Earlier this year, skilled nursing heavyweight The Ensign Group (Nasdaq: ENSG) raised eyebrows when it announced the return of about $110 million in federal coronavirus relief, citing record earnings in the second quarter despite the then-new pandemic.
But the San Juan Capistrano, Calif.-based operator wasn’t done, setting another record in the third quarter and on Wednesday disclosing the coming return of $23 million more in CARES Act support.
Ensign logged adjusted net income of $43.7 million in the third quarter of 2020, a 94.5% gain over the same period in 2019. That came along with an 18.5% boost in same-store skilled revenue, and a 26.8% bump in transitioning skilled revenue, according to the company’s earnings release.
“With the second surge of COVID-19 that occurred during the third quarter in some of our largest states, including Texas, Arizona, and California, our local teams were faced with an incredible challenge and have again demonstrated incredible agility and responsiveness to the evolving landscape,” CEO Barry Port said in the earnings release.
As of mid-October, the company had a total of 207 confirmed COVID-19 positives across its portfolio of 217 facilities in 13 states, with 161 coronavirus-free buildings.

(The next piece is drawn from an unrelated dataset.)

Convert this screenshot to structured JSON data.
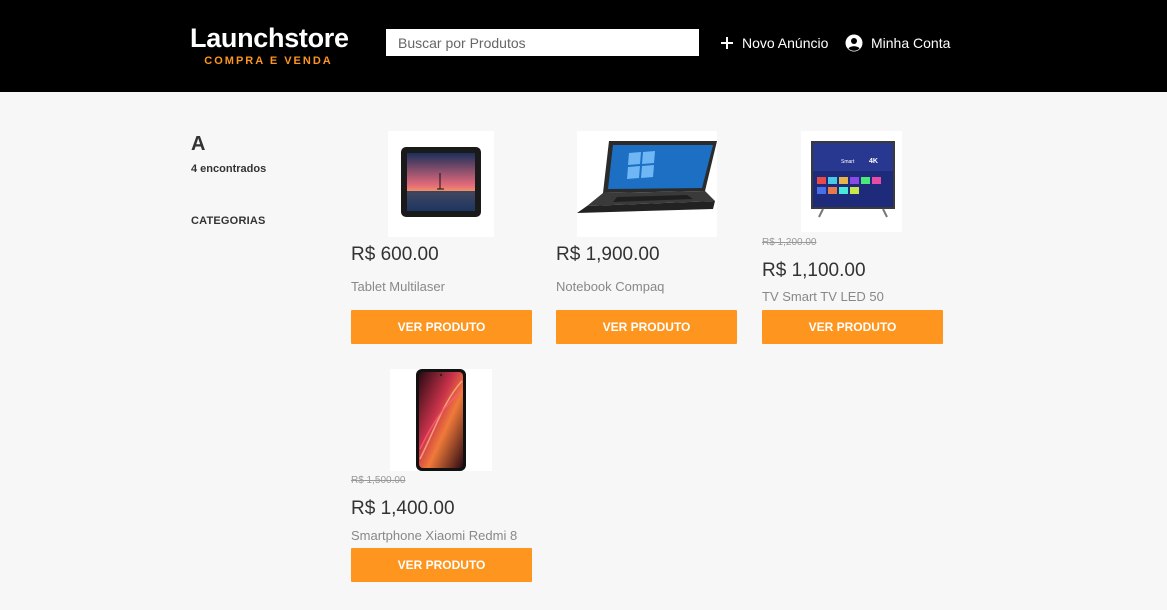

Eight Ensign facilities had more than 20 COVID cases, while 48 had less than 20.
Port did cite some other forms of government help in explaining the solid performance, including the suspension of an across-the-board sequestration cut on Medicare rates, Medicaid payment boosts in several states, and better access to testing.
Ensign has also received $104 million in advance Medicare payments, which must eventually be repaid over the coming years.
The CEO again pointed to the operator’s decentralized model, which prioritizes the autonomy of local leaders over a more top-down structure, as a key driver of its success.
“Our local leadership teams continue to make clinical and operational improvements that are tailored to conditions they face in their local market and, with the continued support of a world-class Service Center, we remind you again that our local leaders and dedicated front-line staff are the reason we were able to report such a strong quarter,” Port said.
In addition, the company observed increases in skilled mix that helped to offset the effects of lower occupancy, two trends that Ensign says follow community coronavirus spikes; health care systems have worked with the provider to place higher-acuity patients, including those with COVID-19, according to the company.
“If there is another surge in COVID during [the] fourth quarter or in 2021, we are confident that lower occupancies will be offset by higher skilled mix, highlighting the pivotal role that our post-acute operations play in the fluctuating healthcare landscape,” Port said.
All of the provider relief cash has either been repaid or is tabbed for return; Port again emphasized that the record results were independent of federal aid, echoing a statement he made back in August.
“These funds were meant to cover lost revenue and increased expenses tied to the COVID-19 pandemic,” Port said at the time. “And we want to underline that our results do not include any benefits related to those distributions. As you all know, most of our revenue comes to us from sources that are funded by taxpayer money, and as stewards of those funds, we know that there’s a high degree of responsibility that accompanies government reimbursement.”
Ensign will host an earnings call with investors and analysts Thursday. ENSG shares closed Wednesday’s trading at $56.60, down $1.48 or about 2.6%.